=== Section Start ===

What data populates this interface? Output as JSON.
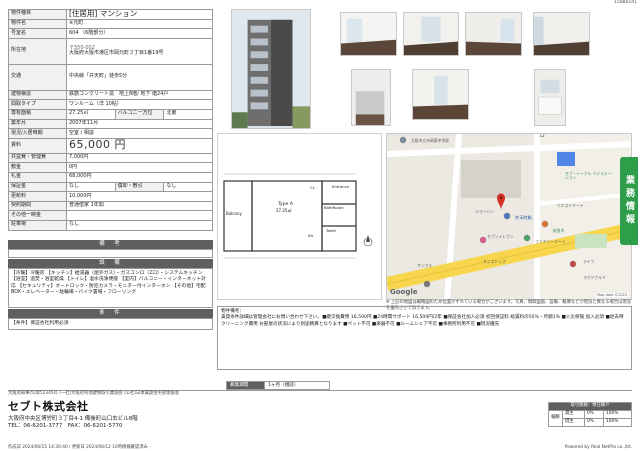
{
  "doc_id": "15886541",
  "property": {
    "type_label": "物件種目",
    "type_value": "[住居用] マンション",
    "name_label": "物件名",
    "name_value": "※元町",
    "room_label": "号室名",
    "room_value": "604 （6階部分）",
    "address_label": "所在地",
    "address_postal": "〒550-002",
    "address_value": "大阪府大阪市港区市岡元町３丁目1番19号",
    "access_label": "交通",
    "access_value": "中央線「弁天町」徒歩5分",
    "structure_label": "建物構造",
    "structure_value": "鉄筋コンクリート造　地上8階/ 地下 階24戸",
    "layout_label": "間取タイプ",
    "layout_value": "ワンルーム（洋 10帖）",
    "area_label": "専有面積",
    "area_value": "27.25㎡",
    "balcony_label": "バルコニー方位",
    "balcony_value": "北東",
    "built_label": "築年月",
    "built_value": "2007年11月",
    "status_label": "現況/入居時期",
    "status_value": "空室 / 相談",
    "rent_label": "賃料",
    "rent_value": "65,000 円",
    "fee_label": "共益費・管理費",
    "fee_value": "7,000円",
    "deposit_label": "敷金",
    "deposit_value": "0円",
    "key_label": "礼金",
    "key_value": "68,000円",
    "guarantee_label": "保証金",
    "guarantee_value": "なし",
    "amortize_label": "償却・敷引",
    "amortize_value": "なし",
    "renewal_label": "更新料",
    "renewal_value": "10,000円",
    "contract_label": "契約期間",
    "contract_value": "普通借家 1年間",
    "other_label": "その他一時金",
    "other_value": "",
    "parking_label": "駐車場",
    "parking_value": "なし"
  },
  "remarks_band": "備　考",
  "facilities_band": "設　備",
  "facilities_text": "【冷暖】冷暖房 【キッチン】給湯器（屋外ガス）・ガスコンロ（2口）・システムキッチン 【浴室】追焚・浴室乾燥 【トイレ】温水洗浄便座 【室内】バルコニー・インターネット対応 【セキュリティ】オートロック・防犯カメラ・モニター付インターホン 【その他】宅配BOX・エレベーター・駐輪場・バイク置場・フローリング",
  "conditions_band": "条　件",
  "conditions_text": "【条件】保証会社利用必須",
  "photos": [
    "外観",
    "室内",
    "室内",
    "室内",
    "室内",
    "キッチン",
    "室内",
    "洗面所"
  ],
  "floorplan": {
    "balcony": "Balcony",
    "room": "Type A",
    "room_area": "27.25㎡",
    "entrance": "Entrance",
    "bath": "BathRoom",
    "toilet": "Toilet",
    "kitchen": "Kit",
    "closet": "CL"
  },
  "map": {
    "labels": [
      "大阪市立市岡東中学校",
      "セブ・トーナル ベイステーション",
      "ジョーシン",
      "弁天町駅",
      "ファミリーマート",
      "桜並木",
      "ウエストヤード",
      "セブンイレブン",
      "サンクス",
      "ミニストップ",
      "ライフ",
      "マクドナルド"
    ],
    "logo": "Google",
    "credit": "Map data ©2024",
    "number": "12"
  },
  "map_note": "※ 上記の地図は概略図のため位置がずれている場合がございます。写真、間取図面、設備、概要などが現況と異なる場合は現況を優先させて頂きます。",
  "remarks_title": "物件備考：",
  "remarks_text": "賃貸条件詳細は管理会社にお問い合わせ下さい。■鍵交換費用 16,500円 ■24時間サポート 16,500円/2年 ■保証会社加入必須 初回保証料 総賃料の50%・月額1% ■火災保険 加入必須 ■退去時クリーニング費用 お部屋の状況により別途精算となります ■ペット不可 ■楽器不可 ■ルームシェア不可 ■事務所利用不可 ■現況優先",
  "period_label": "募集期間",
  "period_value": "1ヶ月（相談）",
  "footer": {
    "license": "大阪府知事(5)第52345号 (一社)大阪府宅地建物取引業協会 (公社)日本賃貸住宅管理協会",
    "company": "セブト株式会社",
    "address": "大阪府中央区博労町３丁目4-1 備後町山口玄ビル8階",
    "tel": "TEL：06-6201-3777　FAX：06-6201-5770",
    "created": "作成日 2024/06/15 14:30:40 / 更新日 2024/06/12 16時情報確認済み",
    "powered": "Powered by Real NetPro co.,ltd."
  },
  "broker": {
    "header": "取引態様：専任媒介",
    "fee_label": "報酬",
    "rows": [
      [
        "貸主",
        "0%",
        "借主",
        "100%"
      ],
      [
        "借主",
        "0%",
        "借主",
        "100%"
      ]
    ]
  },
  "side_tab": "業務情報"
}
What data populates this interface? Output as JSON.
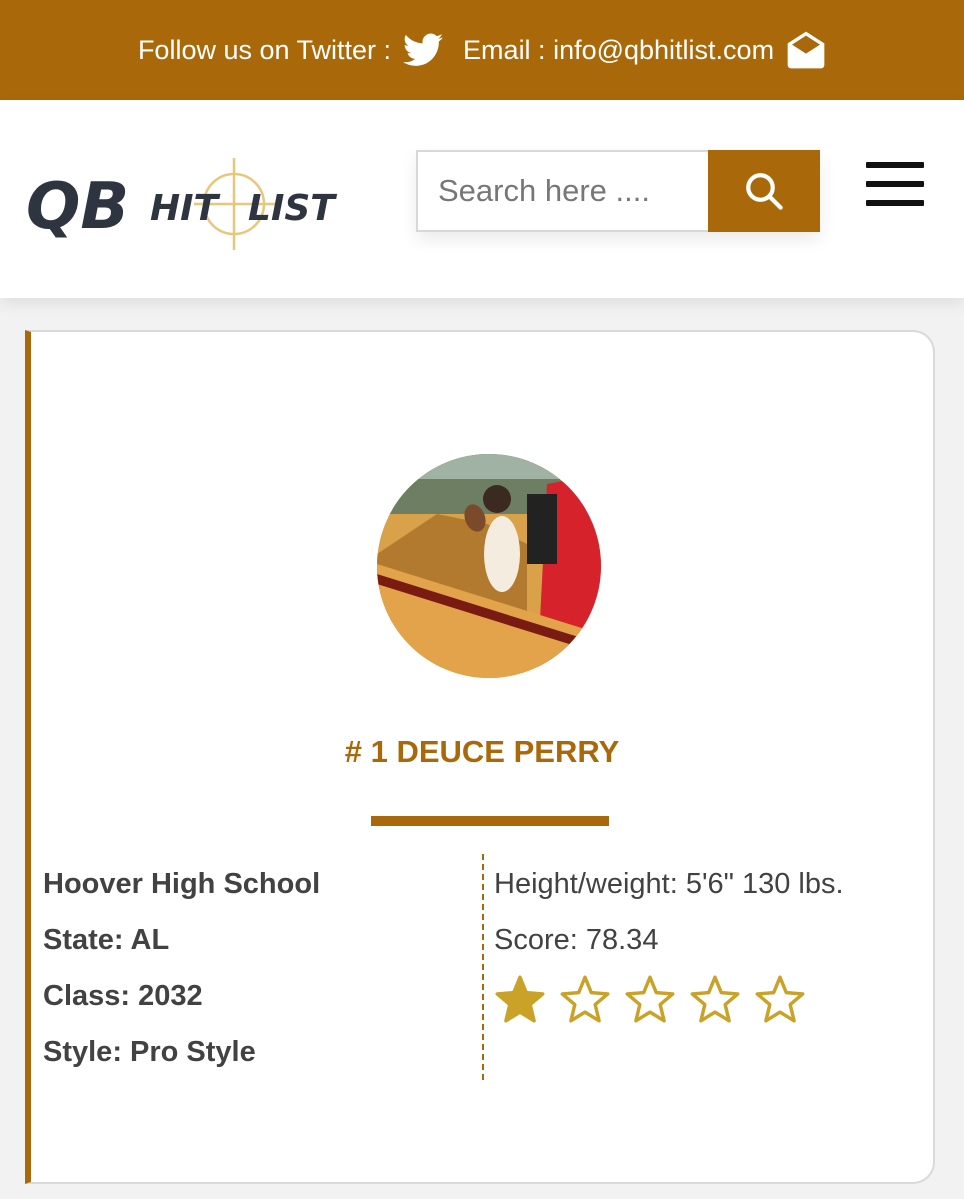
{
  "topbar": {
    "twitter_text": "Follow us on Twitter :",
    "email_text": "Email : info@qbhitlist.com",
    "twitter_icon": "twitter-bird-icon",
    "email_icon": "envelope-open-icon"
  },
  "header": {
    "logo_text": "QB HIT LIST",
    "search_placeholder": "Search here ....",
    "search_icon": "search-icon",
    "menu_icon": "hamburger-menu-icon"
  },
  "player": {
    "title": "# 1 DEUCE PERRY",
    "school": "Hoover High School",
    "state": "State: AL",
    "class": "Class: 2032",
    "style": "Style: Pro Style",
    "height_weight": "Height/weight: 5'6\" 130 lbs.",
    "score": "Score: 78.34",
    "rating": 1,
    "rating_max": 5
  },
  "colors": {
    "brand": "#a9690a",
    "star": "#c9a227"
  }
}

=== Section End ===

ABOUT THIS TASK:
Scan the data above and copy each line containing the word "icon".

THE ANSWER:
    "twitter_icon": "twitter-bird-icon",
    "email_icon": "envelope-open-icon"
    "search_icon": "search-icon",
    "menu_icon": "hamburger-menu-icon"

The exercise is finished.